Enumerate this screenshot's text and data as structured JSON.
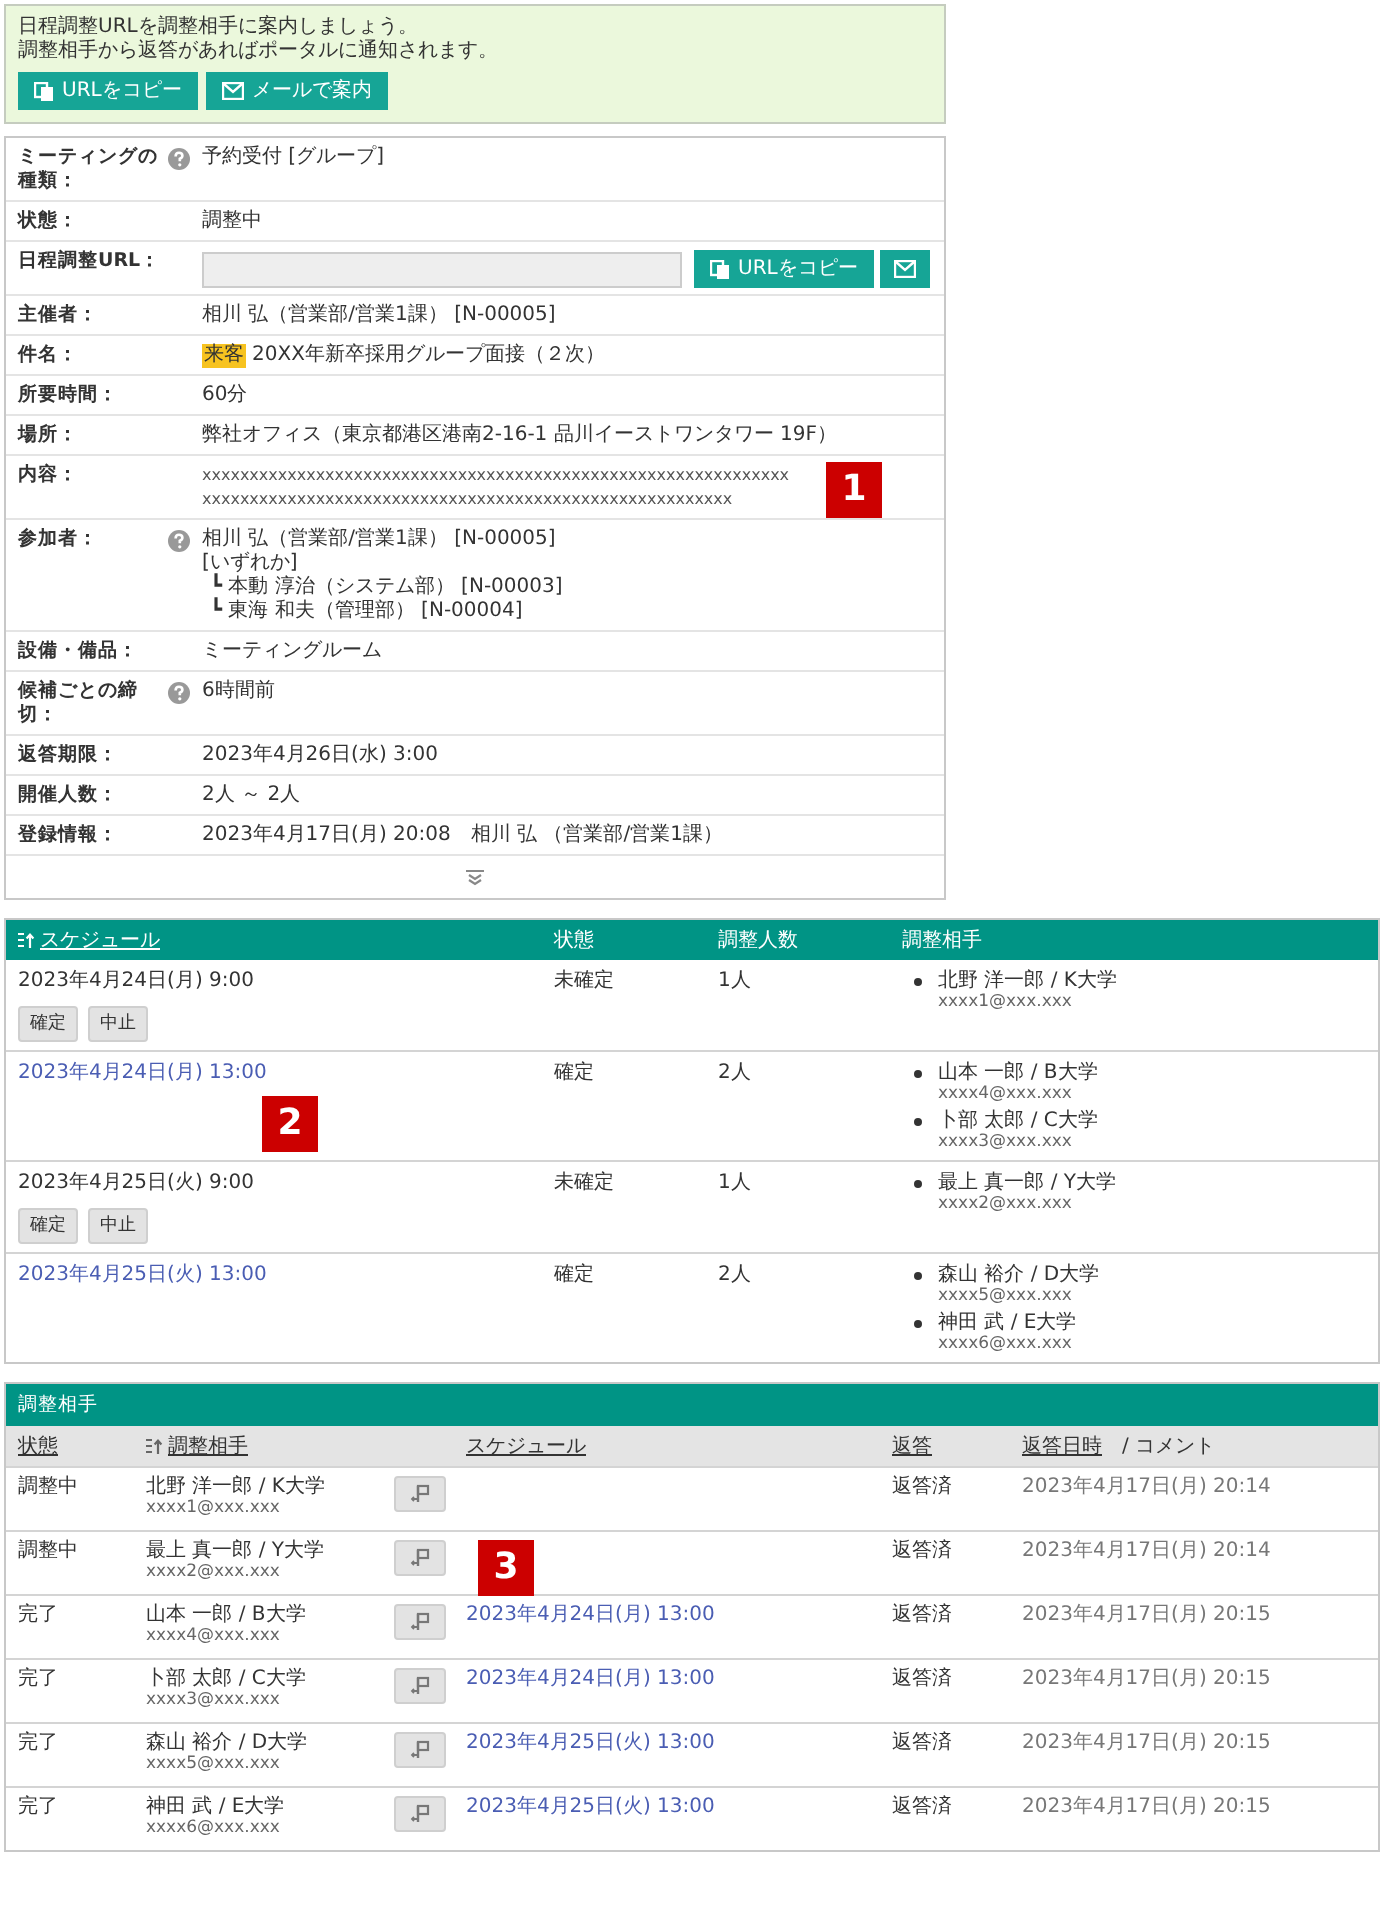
{
  "notice": {
    "lines": [
      "日程調整URLを調整相手に案内しましょう。",
      "調整相手から返答があればポータルに通知されます。"
    ],
    "buttons": [
      {
        "kind": "copy",
        "label": "URLをコピー"
      },
      {
        "kind": "mail",
        "label": "メールで案内"
      }
    ]
  },
  "details": {
    "rows": [
      {
        "kind": "text",
        "label": "ミーティングの種類：",
        "help": true,
        "value": "予約受付 [グループ]"
      },
      {
        "kind": "text",
        "label": "状態：",
        "help": false,
        "value": "調整中"
      },
      {
        "kind": "url",
        "label": "日程調整URL：",
        "help": false,
        "buttons": [
          {
            "kind": "copy",
            "label": "URLをコピー"
          },
          {
            "kind": "mail"
          }
        ]
      },
      {
        "kind": "text",
        "label": "主催者：",
        "help": false,
        "value": "相川 弘（営業部/営業1課） [N-00005]"
      },
      {
        "kind": "tagged",
        "label": "件名：",
        "help": false,
        "tag": "来客",
        "value": "20XX年新卒採用グループ面接（２次）"
      },
      {
        "kind": "text",
        "label": "所要時間：",
        "help": false,
        "value": "60分"
      },
      {
        "kind": "text",
        "label": "場所：",
        "help": false,
        "value": "弊社オフィス（東京都港区港南2-16-1 品川イーストワンタワー 19F）"
      },
      {
        "kind": "text",
        "label": "内容：",
        "help": false,
        "value": "xxxxxxxxxxxxxxxxxxxxxxxxxxxxxxxxxxxxxxxxxxxxxxxxxxxxxxxxxxxxxxxxxxxxxxxxxxxxxxxxxxxxxxxxxxxxxxxxxxxxxxxxxxxxxxxxxxxxxx",
        "marker": "1"
      },
      {
        "kind": "attendees",
        "label": "参加者：",
        "help": true,
        "lines": [
          {
            "text": "相川 弘（営業部/営業1課） [N-00005]"
          },
          {
            "text": "[いずれか]",
            "children": [
              {
                "text": "┗ 本動 淳治（システム部） [N-00003]"
              },
              {
                "text": "┗ 東海 和夫（管理部） [N-00004]"
              }
            ]
          }
        ]
      },
      {
        "kind": "text",
        "label": "設備・備品：",
        "help": false,
        "value": "ミーティングルーム"
      },
      {
        "kind": "text",
        "label": "候補ごとの締切：",
        "help": true,
        "value": "6時間前"
      },
      {
        "kind": "text",
        "label": "返答期限：",
        "help": false,
        "value": "2023年4月26日(水) 3:00"
      },
      {
        "kind": "text",
        "label": "開催人数：",
        "help": false,
        "value": "2人 ～ 2人"
      },
      {
        "kind": "text",
        "label": "登録情報：",
        "help": false,
        "value": "2023年4月17日(月) 20:08　相川 弘 （営業部/営業1課）"
      }
    ]
  },
  "schedule": {
    "columns": [
      {
        "label": "スケジュール",
        "sortable": true
      },
      {
        "label": "状態",
        "sortable": false
      },
      {
        "label": "調整人数",
        "sortable": false
      },
      {
        "label": "調整相手",
        "sortable": false
      }
    ],
    "rows": [
      {
        "date": "2023年4月24日(月) 9:00",
        "confirmed": false,
        "status": "未確定",
        "count": "1人",
        "partners": [
          {
            "name": "北野 洋一郎 / K大学",
            "email": "xxxx1@xxx.xxx"
          }
        ],
        "actions": [
          "確定",
          "中止"
        ]
      },
      {
        "date": "2023年4月24日(月) 13:00",
        "confirmed": true,
        "status": "確定",
        "count": "2人",
        "partners": [
          {
            "name": "山本 一郎 / B大学",
            "email": "xxxx4@xxx.xxx"
          },
          {
            "name": "卜部 太郎 / C大学",
            "email": "xxxx3@xxx.xxx"
          }
        ],
        "marker": "2"
      },
      {
        "date": "2023年4月25日(火) 9:00",
        "confirmed": false,
        "status": "未確定",
        "count": "1人",
        "partners": [
          {
            "name": "最上 真一郎 / Y大学",
            "email": "xxxx2@xxx.xxx"
          }
        ],
        "actions": [
          "確定",
          "中止"
        ]
      },
      {
        "date": "2023年4月25日(火) 13:00",
        "confirmed": true,
        "status": "確定",
        "count": "2人",
        "partners": [
          {
            "name": "森山 裕介 / D大学",
            "email": "xxxx5@xxx.xxx"
          },
          {
            "name": "神田 武 / E大学",
            "email": "xxxx6@xxx.xxx"
          }
        ]
      }
    ]
  },
  "partners": {
    "title": "調整相手",
    "columns": [
      {
        "label": "状態",
        "sortable": false
      },
      {
        "label": "調整相手",
        "sortable": true
      },
      {
        "label": "スケジュール",
        "sortable": false
      },
      {
        "label": "返答",
        "sortable": false
      },
      {
        "label": "返答日時",
        "sortable": false,
        "extra": "/ コメント"
      }
    ],
    "rows": [
      {
        "status": "調整中",
        "name": "北野 洋一郎 / K大学",
        "email": "xxxx1@xxx.xxx",
        "reply": "返答済",
        "replied_at": "2023年4月17日(月) 20:14"
      },
      {
        "status": "調整中",
        "name": "最上 真一郎 / Y大学",
        "email": "xxxx2@xxx.xxx",
        "reply": "返答済",
        "replied_at": "2023年4月17日(月) 20:14",
        "marker": "3"
      },
      {
        "status": "完了",
        "name": "山本 一郎 / B大学",
        "email": "xxxx4@xxx.xxx",
        "schedule": "2023年4月24日(月) 13:00",
        "reply": "返答済",
        "replied_at": "2023年4月17日(月) 20:15"
      },
      {
        "status": "完了",
        "name": "卜部 太郎 / C大学",
        "email": "xxxx3@xxx.xxx",
        "schedule": "2023年4月24日(月) 13:00",
        "reply": "返答済",
        "replied_at": "2023年4月17日(月) 20:15"
      },
      {
        "status": "完了",
        "name": "森山 裕介 / D大学",
        "email": "xxxx5@xxx.xxx",
        "schedule": "2023年4月25日(火) 13:00",
        "reply": "返答済",
        "replied_at": "2023年4月17日(月) 20:15"
      },
      {
        "status": "完了",
        "name": "神田 武 / E大学",
        "email": "xxxx6@xxx.xxx",
        "schedule": "2023年4月25日(火) 13:00",
        "reply": "返答済",
        "replied_at": "2023年4月17日(月) 20:15"
      }
    ]
  }
}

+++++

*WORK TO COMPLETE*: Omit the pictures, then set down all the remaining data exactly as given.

*RESPONSE AREA*:
Enumerate this screenshot's text and data as structured JSON.
{
  "notice": {
    "lines": [
      "日程調整URLを調整相手に案内しましょう。",
      "調整相手から返答があればポータルに通知されます。"
    ],
    "buttons": [
      {
        "kind": "copy",
        "label": "URLをコピー"
      },
      {
        "kind": "mail",
        "label": "メールで案内"
      }
    ]
  },
  "details": {
    "rows": [
      {
        "kind": "text",
        "label": "ミーティングの種類：",
        "help": true,
        "value": "予約受付 [グループ]"
      },
      {
        "kind": "text",
        "label": "状態：",
        "help": false,
        "value": "調整中"
      },
      {
        "kind": "url",
        "label": "日程調整URL：",
        "help": false,
        "buttons": [
          {
            "kind": "copy",
            "label": "URLをコピー"
          },
          {
            "kind": "mail"
          }
        ]
      },
      {
        "kind": "text",
        "label": "主催者：",
        "help": false,
        "value": "相川 弘（営業部/営業1課） [N-00005]"
      },
      {
        "kind": "tagged",
        "label": "件名：",
        "help": false,
        "tag": "来客",
        "value": "20XX年新卒採用グループ面接（２次）"
      },
      {
        "kind": "text",
        "label": "所要時間：",
        "help": false,
        "value": "60分"
      },
      {
        "kind": "text",
        "label": "場所：",
        "help": false,
        "value": "弊社オフィス（東京都港区港南2-16-1 品川イーストワンタワー 19F）"
      },
      {
        "kind": "text",
        "label": "内容：",
        "help": false,
        "value": "xxxxxxxxxxxxxxxxxxxxxxxxxxxxxxxxxxxxxxxxxxxxxxxxxxxxxxxxxxxxxxxxxxxxxxxxxxxxxxxxxxxxxxxxxxxxxxxxxxxxxxxxxxxxxxxxxxxxxx",
        "marker": "1"
      },
      {
        "kind": "attendees",
        "label": "参加者：",
        "help": true,
        "lines": [
          {
            "text": "相川 弘（営業部/営業1課） [N-00005]"
          },
          {
            "text": "[いずれか]",
            "children": [
              {
                "text": "┗ 本動 淳治（システム部） [N-00003]"
              },
              {
                "text": "┗ 東海 和夫（管理部） [N-00004]"
              }
            ]
          }
        ]
      },
      {
        "kind": "text",
        "label": "設備・備品：",
        "help": false,
        "value": "ミーティングルーム"
      },
      {
        "kind": "text",
        "label": "候補ごとの締切：",
        "help": true,
        "value": "6時間前"
      },
      {
        "kind": "text",
        "label": "返答期限：",
        "help": false,
        "value": "2023年4月26日(水) 3:00"
      },
      {
        "kind": "text",
        "label": "開催人数：",
        "help": false,
        "value": "2人 ～ 2人"
      },
      {
        "kind": "text",
        "label": "登録情報：",
        "help": false,
        "value": "2023年4月17日(月) 20:08　相川 弘 （営業部/営業1課）"
      }
    ]
  },
  "schedule": {
    "columns": [
      {
        "label": "スケジュール",
        "sortable": true
      },
      {
        "label": "状態",
        "sortable": false
      },
      {
        "label": "調整人数",
        "sortable": false
      },
      {
        "label": "調整相手",
        "sortable": false
      }
    ],
    "rows": [
      {
        "date": "2023年4月24日(月) 9:00",
        "confirmed": false,
        "status": "未確定",
        "count": "1人",
        "partners": [
          {
            "name": "北野 洋一郎 / K大学",
            "email": "xxxx1@xxx.xxx"
          }
        ],
        "actions": [
          "確定",
          "中止"
        ]
      },
      {
        "date": "2023年4月24日(月) 13:00",
        "confirmed": true,
        "status": "確定",
        "count": "2人",
        "partners": [
          {
            "name": "山本 一郎 / B大学",
            "email": "xxxx4@xxx.xxx"
          },
          {
            "name": "卜部 太郎 / C大学",
            "email": "xxxx3@xxx.xxx"
          }
        ],
        "marker": "2"
      },
      {
        "date": "2023年4月25日(火) 9:00",
        "confirmed": false,
        "status": "未確定",
        "count": "1人",
        "partners": [
          {
            "name": "最上 真一郎 / Y大学",
            "email": "xxxx2@xxx.xxx"
          }
        ],
        "actions": [
          "確定",
          "中止"
        ]
      },
      {
        "date": "2023年4月25日(火) 13:00",
        "confirmed": true,
        "status": "確定",
        "count": "2人",
        "partners": [
          {
            "name": "森山 裕介 / D大学",
            "email": "xxxx5@xxx.xxx"
          },
          {
            "name": "神田 武 / E大学",
            "email": "xxxx6@xxx.xxx"
          }
        ]
      }
    ]
  },
  "partners": {
    "title": "調整相手",
    "columns": [
      {
        "label": "状態",
        "sortable": false
      },
      {
        "label": "調整相手",
        "sortable": true
      },
      {
        "label": "スケジュール",
        "sortable": false
      },
      {
        "label": "返答",
        "sortable": false
      },
      {
        "label": "返答日時",
        "sortable": false,
        "extra": "/ コメント"
      }
    ],
    "rows": [
      {
        "status": "調整中",
        "name": "北野 洋一郎 / K大学",
        "email": "xxxx1@xxx.xxx",
        "reply": "返答済",
        "replied_at": "2023年4月17日(月) 20:14"
      },
      {
        "status": "調整中",
        "name": "最上 真一郎 / Y大学",
        "email": "xxxx2@xxx.xxx",
        "reply": "返答済",
        "replied_at": "2023年4月17日(月) 20:14",
        "marker": "3"
      },
      {
        "status": "完了",
        "name": "山本 一郎 / B大学",
        "email": "xxxx4@xxx.xxx",
        "schedule": "2023年4月24日(月) 13:00",
        "reply": "返答済",
        "replied_at": "2023年4月17日(月) 20:15"
      },
      {
        "status": "完了",
        "name": "卜部 太郎 / C大学",
        "email": "xxxx3@xxx.xxx",
        "schedule": "2023年4月24日(月) 13:00",
        "reply": "返答済",
        "replied_at": "2023年4月17日(月) 20:15"
      },
      {
        "status": "完了",
        "name": "森山 裕介 / D大学",
        "email": "xxxx5@xxx.xxx",
        "schedule": "2023年4月25日(火) 13:00",
        "reply": "返答済",
        "replied_at": "2023年4月17日(月) 20:15"
      },
      {
        "status": "完了",
        "name": "神田 武 / E大学",
        "email": "xxxx6@xxx.xxx",
        "schedule": "2023年4月25日(火) 13:00",
        "reply": "返答済",
        "replied_at": "2023年4月17日(月) 20:15"
      }
    ]
  }
}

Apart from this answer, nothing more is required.